When you’re planning high-intensity games, you need to everything to be fast. That means that you need to have extra balls laying around. Can’t have a two-minute game at high intensity when you spend half of it chasing balls around.
Make Sure You Measure Success
These days there’s plenty of ways to measure physical data for players.
If you’re lucky enough to be at a club that measures with GPS data, you can use that. If you’re coaching a playing group that own smart watches, then you can get data from that too.
However, if you don’t have any fancy tools, doing something is better than nothing. You can even have a quick two-minute Google form attached to a QR code that players complete after training. It can be something as simple as a 1-10 scale of how physically demanding they found the session.
Ideas for Intense Small-Sided Games
Below are a couple small sided games you can use for high-intensity training.
SSG 2 v 2 and 1 v 1
Before you start, this activity needs:
- Extra balls to keep the game moving fast
- All coaches to encourage and push players
- This game is all about short and sharp efforts, so make it count
The activity should be played in spaces of 12 x 24 meters and 6 x 18 meters. It is considered a short high intensity SSG.
The drill takes place in two parts. In the first part, two pairs of players compete in 2 vs 2 duels in the central field.
The players aim to score by driving the ball into the end-zone at the end of the play area, where another member of their team is stationed.
Every time a player invades the goal, he must change “place” with the teammate at the end zone. This is played quickly, with quick rotations.
The second part of the drill uses the areas on the sides of the central playing space with mini goals as seen in the image. There’s a player waiting in the side-pitch.

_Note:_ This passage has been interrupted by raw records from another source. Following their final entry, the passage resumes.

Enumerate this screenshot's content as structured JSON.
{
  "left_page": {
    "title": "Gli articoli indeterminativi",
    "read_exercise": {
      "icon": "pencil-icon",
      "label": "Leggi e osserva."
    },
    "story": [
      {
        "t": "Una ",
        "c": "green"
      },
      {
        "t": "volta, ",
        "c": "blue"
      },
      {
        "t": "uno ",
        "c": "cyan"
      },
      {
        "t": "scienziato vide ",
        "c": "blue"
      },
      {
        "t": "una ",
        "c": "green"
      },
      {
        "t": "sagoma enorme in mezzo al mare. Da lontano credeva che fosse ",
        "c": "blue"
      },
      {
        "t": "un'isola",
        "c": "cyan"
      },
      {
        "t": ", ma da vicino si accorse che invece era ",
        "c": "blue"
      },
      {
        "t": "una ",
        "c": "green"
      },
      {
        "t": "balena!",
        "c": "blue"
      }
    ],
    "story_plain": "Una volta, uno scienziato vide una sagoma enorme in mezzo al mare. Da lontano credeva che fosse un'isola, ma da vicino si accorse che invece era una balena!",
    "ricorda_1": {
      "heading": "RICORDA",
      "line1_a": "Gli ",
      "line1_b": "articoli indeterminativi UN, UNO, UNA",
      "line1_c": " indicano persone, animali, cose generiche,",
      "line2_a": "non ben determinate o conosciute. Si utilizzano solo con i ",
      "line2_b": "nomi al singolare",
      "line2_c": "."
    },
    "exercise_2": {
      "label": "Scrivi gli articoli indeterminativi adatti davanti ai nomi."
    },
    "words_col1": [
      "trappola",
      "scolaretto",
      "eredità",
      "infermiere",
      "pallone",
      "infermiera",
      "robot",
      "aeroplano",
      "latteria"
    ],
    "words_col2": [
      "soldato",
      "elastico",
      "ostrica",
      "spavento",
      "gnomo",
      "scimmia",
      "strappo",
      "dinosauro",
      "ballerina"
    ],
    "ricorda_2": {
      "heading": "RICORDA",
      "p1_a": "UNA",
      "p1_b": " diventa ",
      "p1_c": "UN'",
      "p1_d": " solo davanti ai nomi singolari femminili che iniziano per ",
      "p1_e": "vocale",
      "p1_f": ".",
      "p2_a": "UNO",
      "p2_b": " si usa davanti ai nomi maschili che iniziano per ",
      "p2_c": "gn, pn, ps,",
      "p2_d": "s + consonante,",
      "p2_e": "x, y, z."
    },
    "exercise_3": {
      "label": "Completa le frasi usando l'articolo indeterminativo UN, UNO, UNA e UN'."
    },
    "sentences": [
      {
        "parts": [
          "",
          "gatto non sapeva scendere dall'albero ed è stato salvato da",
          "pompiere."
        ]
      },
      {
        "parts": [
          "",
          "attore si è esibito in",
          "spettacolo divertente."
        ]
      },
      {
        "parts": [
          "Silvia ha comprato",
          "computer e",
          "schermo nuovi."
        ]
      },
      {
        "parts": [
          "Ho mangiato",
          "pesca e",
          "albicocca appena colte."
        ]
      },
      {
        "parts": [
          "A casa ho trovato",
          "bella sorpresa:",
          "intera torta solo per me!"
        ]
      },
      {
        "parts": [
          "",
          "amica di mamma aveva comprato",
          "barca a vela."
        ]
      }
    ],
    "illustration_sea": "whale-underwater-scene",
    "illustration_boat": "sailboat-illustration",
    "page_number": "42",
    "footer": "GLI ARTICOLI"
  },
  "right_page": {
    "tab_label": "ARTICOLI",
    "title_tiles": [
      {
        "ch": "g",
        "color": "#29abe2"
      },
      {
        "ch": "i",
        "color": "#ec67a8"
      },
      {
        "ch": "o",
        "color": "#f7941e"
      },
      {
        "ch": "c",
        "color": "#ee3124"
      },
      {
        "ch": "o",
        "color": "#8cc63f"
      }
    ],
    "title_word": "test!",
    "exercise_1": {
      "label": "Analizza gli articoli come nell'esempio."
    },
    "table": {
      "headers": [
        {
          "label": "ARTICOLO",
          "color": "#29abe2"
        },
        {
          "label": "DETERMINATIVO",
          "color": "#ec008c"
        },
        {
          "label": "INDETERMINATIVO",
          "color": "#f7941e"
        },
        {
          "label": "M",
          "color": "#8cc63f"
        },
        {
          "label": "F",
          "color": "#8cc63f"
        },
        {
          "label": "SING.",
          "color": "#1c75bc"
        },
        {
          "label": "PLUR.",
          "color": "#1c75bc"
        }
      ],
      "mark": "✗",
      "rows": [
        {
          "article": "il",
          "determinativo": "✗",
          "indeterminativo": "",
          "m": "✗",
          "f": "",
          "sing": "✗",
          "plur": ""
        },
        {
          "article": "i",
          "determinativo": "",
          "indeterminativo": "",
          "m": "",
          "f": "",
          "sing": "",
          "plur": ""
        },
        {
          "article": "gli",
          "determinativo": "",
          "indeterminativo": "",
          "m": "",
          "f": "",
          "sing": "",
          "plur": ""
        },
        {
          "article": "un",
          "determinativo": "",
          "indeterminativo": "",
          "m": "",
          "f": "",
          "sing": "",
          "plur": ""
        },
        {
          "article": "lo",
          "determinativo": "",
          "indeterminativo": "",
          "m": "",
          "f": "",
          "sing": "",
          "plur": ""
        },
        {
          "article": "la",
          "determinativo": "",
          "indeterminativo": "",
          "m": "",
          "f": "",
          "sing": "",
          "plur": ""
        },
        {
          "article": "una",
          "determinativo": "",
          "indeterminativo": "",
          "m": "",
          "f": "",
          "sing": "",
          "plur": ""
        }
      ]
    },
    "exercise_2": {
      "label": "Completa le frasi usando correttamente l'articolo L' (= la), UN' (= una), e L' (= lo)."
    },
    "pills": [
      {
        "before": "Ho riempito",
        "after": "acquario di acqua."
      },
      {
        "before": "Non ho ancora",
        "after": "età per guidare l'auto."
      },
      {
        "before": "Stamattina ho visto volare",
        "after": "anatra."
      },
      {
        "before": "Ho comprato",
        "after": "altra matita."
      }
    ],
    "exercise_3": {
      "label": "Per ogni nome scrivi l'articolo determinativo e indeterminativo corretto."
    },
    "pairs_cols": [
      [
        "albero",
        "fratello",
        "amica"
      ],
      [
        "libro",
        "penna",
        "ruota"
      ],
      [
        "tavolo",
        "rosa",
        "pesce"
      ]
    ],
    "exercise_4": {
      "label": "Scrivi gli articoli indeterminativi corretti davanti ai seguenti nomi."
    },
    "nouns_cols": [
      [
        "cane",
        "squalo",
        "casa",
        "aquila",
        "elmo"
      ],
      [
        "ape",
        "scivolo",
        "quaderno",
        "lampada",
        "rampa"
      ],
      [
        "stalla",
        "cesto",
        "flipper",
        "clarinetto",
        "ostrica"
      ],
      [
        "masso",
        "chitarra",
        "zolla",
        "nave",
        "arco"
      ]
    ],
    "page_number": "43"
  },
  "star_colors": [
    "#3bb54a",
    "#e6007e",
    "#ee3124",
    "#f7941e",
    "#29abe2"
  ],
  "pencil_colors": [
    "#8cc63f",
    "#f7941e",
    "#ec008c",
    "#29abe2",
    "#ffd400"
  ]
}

After two goals are scored, or when the coach blows his whistle, one player from each team goes to the small adjacent area and establishes a 1 vs 1 with the opponent stationed there.
Players play a 1v1 in the small area until there’s either a goal – or 30-seconds pass.
The game is played with 3 sets of 4-6 attempts. At the end of each set, give players a short rest. Rotate players at the end of every attempt.
Potential Progressions: You can turn the player waiting in the end into a target man that can also be passed the ball.
4v4 + 2 Joker
The game is to be played in a circular space as shown.
One of the teams (in this case, the red team) and the two jokers/wild players (green) start in the circle. The other team of four (in this example, blue) position themselves in a square around the circle.
The blue team, along with the jokers, need to connect a set number of passes (start with six, and if that’s too easy, move up to eight).
If the teams make the set number of passes, the red team members have to sprint to one of the yellow cones and back into the circle.
If the red ream win the ball from the blue team twice in a row, they swap roles.
If, on the other hand, the reds intercept the ball from the jokers, they play a 4v2 inside the circle and have to reach 6-8 passes to switch roles with the blues.
Rotations when changing roles need to be fast.
Play for 3-4 minutes per round, with 6 rounds in a set. Then play another set where rounds are 3 minutes.
Make sure jokers swap roles every set.
There’s plenty of ways you can hold physically demanding sessions with the ball – hopefully these drills are ones you can use in your sessions.